Just purchased and installed the Lee Valley lumber storage rack this past weekend. In the past, I have used comparable lumber racks that were L-braces anchored into concrete walls. They were sturdy enough for my demanding needs as a wood hoarder.
This time around, though, I needed a good solution… and I needed it fast as my wood was beginning to take over my carport. Then I spotted the Lee Valley rack on a local buy and sell. The item was second-hand so it was discounted at about 66% the retail cost. Perfect.
Now that it is up and holding, I can tell you it is an excellent rack and will serve me for several years to come. Currently, it is sporting a small selection of American ash, cherry, mahogany, oak, and walnut.
Here are a couple of speaker stands I whipped up in cherry. Black Cherry is one of my favourite timbers. I love the colour, texture, and grain pattern. Over the years, I have heard a lot of woodworkers complain about it because the finish is too often blotchy.

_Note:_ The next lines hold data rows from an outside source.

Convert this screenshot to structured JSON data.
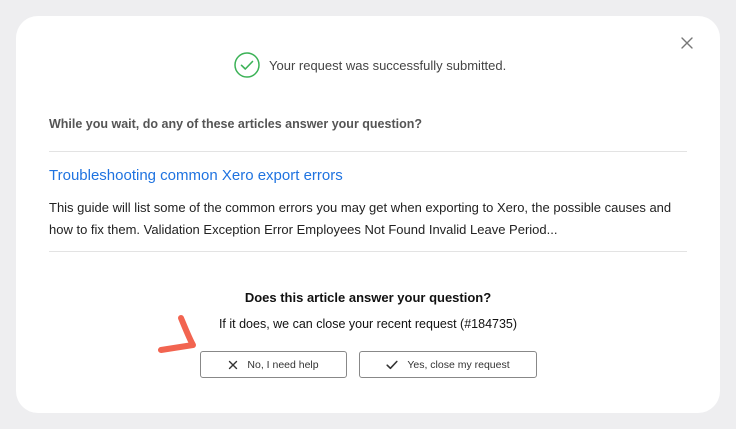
{
  "success": {
    "icon": "check-circle-icon",
    "text": "Your request was successfully submitted."
  },
  "prompt": "While you wait, do any of these articles answer your question?",
  "article": {
    "title": "Troubleshooting common Xero export errors",
    "excerpt": "This guide will list some of the common errors you may get when exporting to Xero, the possible causes and how to fix them. Validation Exception Error Employees Not Found Invalid Leave Period..."
  },
  "question": "Does this article answer your question?",
  "request_note": "If it does, we can close your recent request (#184735)",
  "buttons": {
    "no": {
      "label": "No, I need help",
      "icon": "x-icon"
    },
    "yes": {
      "label": "Yes, close my request",
      "icon": "checkmark-icon"
    }
  },
  "colors": {
    "success_green": "#3cb257",
    "link_blue": "#1f73e0",
    "annotation_arrow": "#f26450"
  }
}
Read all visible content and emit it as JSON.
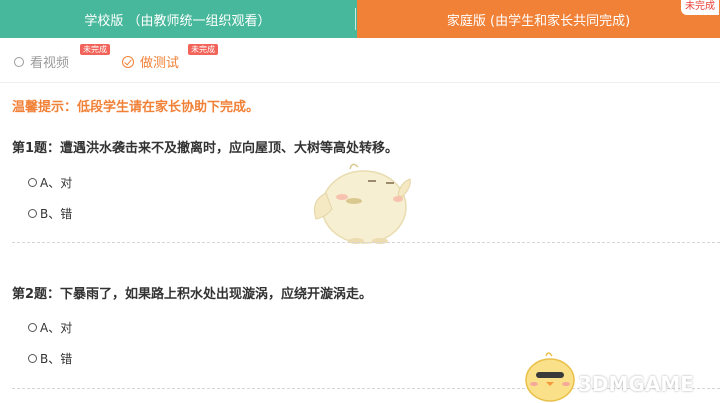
{
  "tabs": {
    "school_label": "学校版 （由教师统一组织观看）",
    "home_label": "家庭版 (由学生和家长共同完成)",
    "home_badge": "未完成"
  },
  "subtabs": {
    "video_label": "看视频",
    "video_badge": "未完成",
    "test_label": "做测试",
    "test_badge": "未完成"
  },
  "notice": "温馨提示：低段学生请在家长协助下完成。",
  "questions": [
    {
      "text": "第1题：遭遇洪水袭击来不及撤离时，应向屋顶、大树等高处转移。",
      "options": [
        "A、对",
        "B、错"
      ]
    },
    {
      "text": "第2题：下暴雨了，如果路上积水处出现漩涡，应绕开漩涡走。",
      "options": [
        "A、对",
        "B、错"
      ]
    }
  ],
  "watermark": {
    "text": "3DMGAME"
  },
  "colors": {
    "school_tab": "#47b89b",
    "home_tab": "#f18137",
    "badge_red": "#f2645a",
    "text_dark": "#333333",
    "text_gray": "#9a9a9a"
  }
}
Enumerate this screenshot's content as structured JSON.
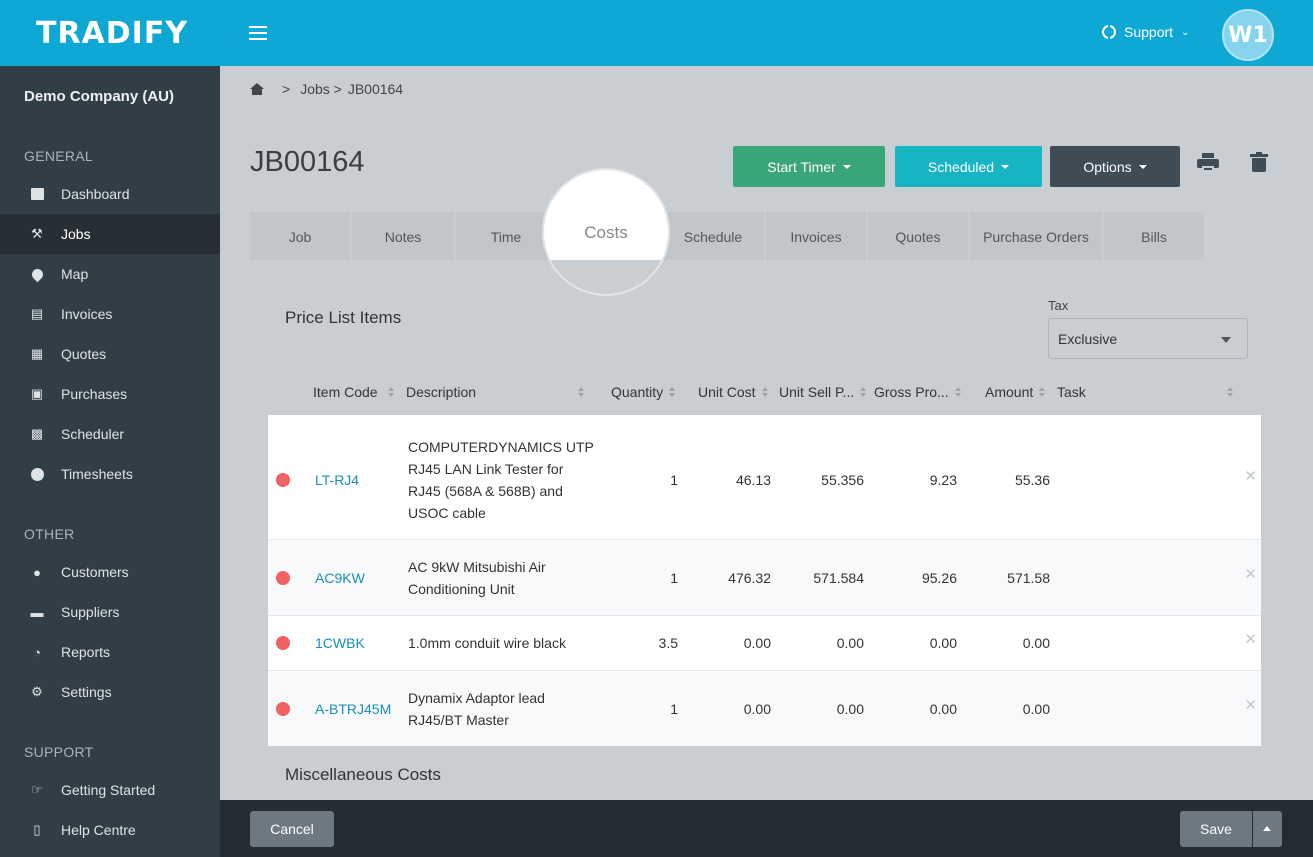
{
  "app": {
    "logo": "TRADIFY"
  },
  "header": {
    "support_label": "Support",
    "avatar_initials": "W1"
  },
  "sidebar": {
    "company": "Demo Company (AU)",
    "sections": [
      {
        "title": "GENERAL",
        "items": [
          {
            "label": "Dashboard",
            "icon": "dashboard-icon"
          },
          {
            "label": "Jobs",
            "icon": "hammer-icon",
            "active": true
          },
          {
            "label": "Map",
            "icon": "map-pin-icon"
          },
          {
            "label": "Invoices",
            "icon": "invoice-icon"
          },
          {
            "label": "Quotes",
            "icon": "calculator-icon"
          },
          {
            "label": "Purchases",
            "icon": "cart-icon"
          },
          {
            "label": "Scheduler",
            "icon": "calendar-icon"
          },
          {
            "label": "Timesheets",
            "icon": "clock-icon"
          }
        ]
      },
      {
        "title": "OTHER",
        "items": [
          {
            "label": "Customers",
            "icon": "users-icon"
          },
          {
            "label": "Suppliers",
            "icon": "truck-icon"
          },
          {
            "label": "Reports",
            "icon": "pie-chart-icon"
          },
          {
            "label": "Settings",
            "icon": "gear-icon"
          }
        ]
      },
      {
        "title": "SUPPORT",
        "items": [
          {
            "label": "Getting Started",
            "icon": "thumbs-up-icon"
          },
          {
            "label": "Help Centre",
            "icon": "book-icon"
          }
        ]
      }
    ]
  },
  "breadcrumb": {
    "sep": ">",
    "jobs": "Jobs >",
    "current": "JB00164"
  },
  "page": {
    "title": "JB00164"
  },
  "actions": {
    "start_timer": "Start Timer",
    "scheduled": "Scheduled",
    "options": "Options"
  },
  "tabs": [
    "Job",
    "Notes",
    "Time",
    "Costs",
    "Schedule",
    "Invoices",
    "Quotes",
    "Purchase Orders",
    "Bills"
  ],
  "active_tab": "Costs",
  "price_list": {
    "title": "Price List Items",
    "tax_label": "Tax",
    "tax_value": "Exclusive",
    "columns": [
      "Item Code",
      "Description",
      "Quantity",
      "Unit Cost",
      "Unit Sell P...",
      "Gross Pro...",
      "Amount",
      "Task"
    ],
    "rows": [
      {
        "code": "LT-RJ4",
        "desc": [
          "COMPUTERDYNAMICS UTP",
          "RJ45 LAN Link Tester for",
          "RJ45 (568A & 568B) and",
          "USOC cable"
        ],
        "qty": "1",
        "unit_cost": "46.13",
        "unit_sell": "55.356",
        "gross": "9.23",
        "amount": "55.36"
      },
      {
        "code": "AC9KW",
        "desc": [
          "AC 9kW Mitsubishi Air",
          "Conditioning Unit"
        ],
        "qty": "1",
        "unit_cost": "476.32",
        "unit_sell": "571.584",
        "gross": "95.26",
        "amount": "571.58"
      },
      {
        "code": "1CWBK",
        "desc": [
          "1.0mm conduit wire black"
        ],
        "qty": "3.5",
        "unit_cost": "0.00",
        "unit_sell": "0.00",
        "gross": "0.00",
        "amount": "0.00"
      },
      {
        "code": "A-BTRJ45M",
        "desc": [
          "Dynamix Adaptor lead",
          "RJ45/BT Master"
        ],
        "qty": "1",
        "unit_cost": "0.00",
        "unit_sell": "0.00",
        "gross": "0.00",
        "amount": "0.00"
      }
    ]
  },
  "misc": {
    "title": "Miscellaneous Costs"
  },
  "footer": {
    "cancel": "Cancel",
    "save": "Save"
  },
  "colors": {
    "topbar": "#0fa7d3",
    "sidebar": "#323e46",
    "timer": "#3aa577",
    "scheduled": "#17b5c3",
    "options": "#3f4b55",
    "status_dot": "#f0625f",
    "link": "#1a8fb5"
  }
}
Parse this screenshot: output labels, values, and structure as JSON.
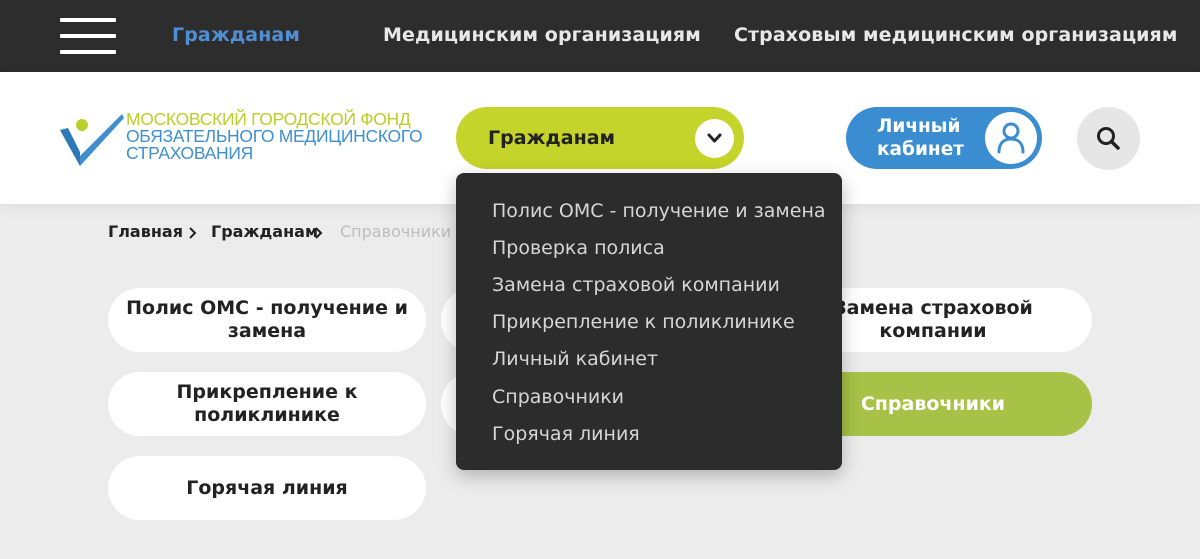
{
  "topnav": {
    "items": [
      {
        "label": "Гражданам",
        "active": true
      },
      {
        "label": "Медицинским организациям",
        "active": false
      },
      {
        "label": "Страховым медицинским организациям",
        "active": false
      }
    ]
  },
  "logo": {
    "line1": "Московский городской фонд",
    "line2": "обязательного медицинского",
    "line3": "страхования"
  },
  "header": {
    "section_selected": "Гражданам",
    "cabinet_label": "Личный кабинет"
  },
  "breadcrumb": {
    "items": [
      "Главная",
      "Гражданам",
      "Справочники"
    ]
  },
  "cards": [
    {
      "label": "Полис ОМС - получение и замена",
      "active": false
    },
    {
      "label": "",
      "active": false
    },
    {
      "label": "Замена страховой компании",
      "active": false
    },
    {
      "label": "Прикрепление к поликлинике",
      "active": false
    },
    {
      "label": "",
      "active": false
    },
    {
      "label": "Справочники",
      "active": true
    },
    {
      "label": "Горячая линия",
      "active": false
    }
  ],
  "dropdown": {
    "items": [
      "Полис ОМС - получение и замена",
      "Проверка полиса",
      "Замена страховой компании",
      "Прикрепление к поликлинике",
      "Личный кабинет",
      "Справочники",
      "Горячая линия"
    ]
  },
  "colors": {
    "topbar": "#2d2d2d",
    "active_link": "#4f8fd6",
    "lime": "#c4d42a",
    "blue": "#3a8dd0",
    "green_card": "#a7c247",
    "dropdown_bg": "#2c2c2c"
  },
  "icons": {
    "menu": "hamburger-icon",
    "chevron": "chevron-down-icon",
    "user": "user-icon",
    "search": "search-icon",
    "separator": "chevron-right-icon"
  }
}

I learned the trick to achieving consistency is to first apply an alcohol-based finish and then you are good to go with an oil-based finish. For the alcohol-based finish use shellac flakes in denatured alcohol.
One thing I would change if I were to make them again is to make the base 3-point rather than 4-point. If there is any unevenness in the floor, a 4-point base wobbles whereas a 3-point will not.
If there is one thing I have learned in all my years of woodworking is the value and importance of the 90-degree angle. It seems as if almost everything I do is related to or working off of this angle. I have also found the best way to accomplish 90-degrees is to cut as close I can on a table saw and then bring my piece over to my shooting board. With my shooting board I can consistently produce accurate angles.
Pictured here, are my two shooting board planes. The one on the left is my Stanley #51. I have been using it for several years. The one on the right is my Lie Nielsen #9 Mitre plane. I bought the Stanley from an online auction and the LN was purchased when they finally did a limited run on the plane about 4 years ago. (You have to be on their mailing list for limited runs to be able to purchase.) Both the Stanley #51 and LN #9 are a bit of collectors plane as they are no longer made. The #51 does the job but it is a little light in heft and the frog and blade are not up to the requirements of fine end-grain shavings in my opinion. I prefer the Lie Nielsen because of the comfort of the “Hot Dog” handle and the heft of the plane. As well the LN has a much more durable frog and a superior blade, producing the finest end-grain shavings possible.
Stanley #51 and Lie Nielsen #9.
And below, we have end-grain shavings cut with the Lie Nielsen #9 Mitre plane. If that doesn’t convert you, I don’t know what will.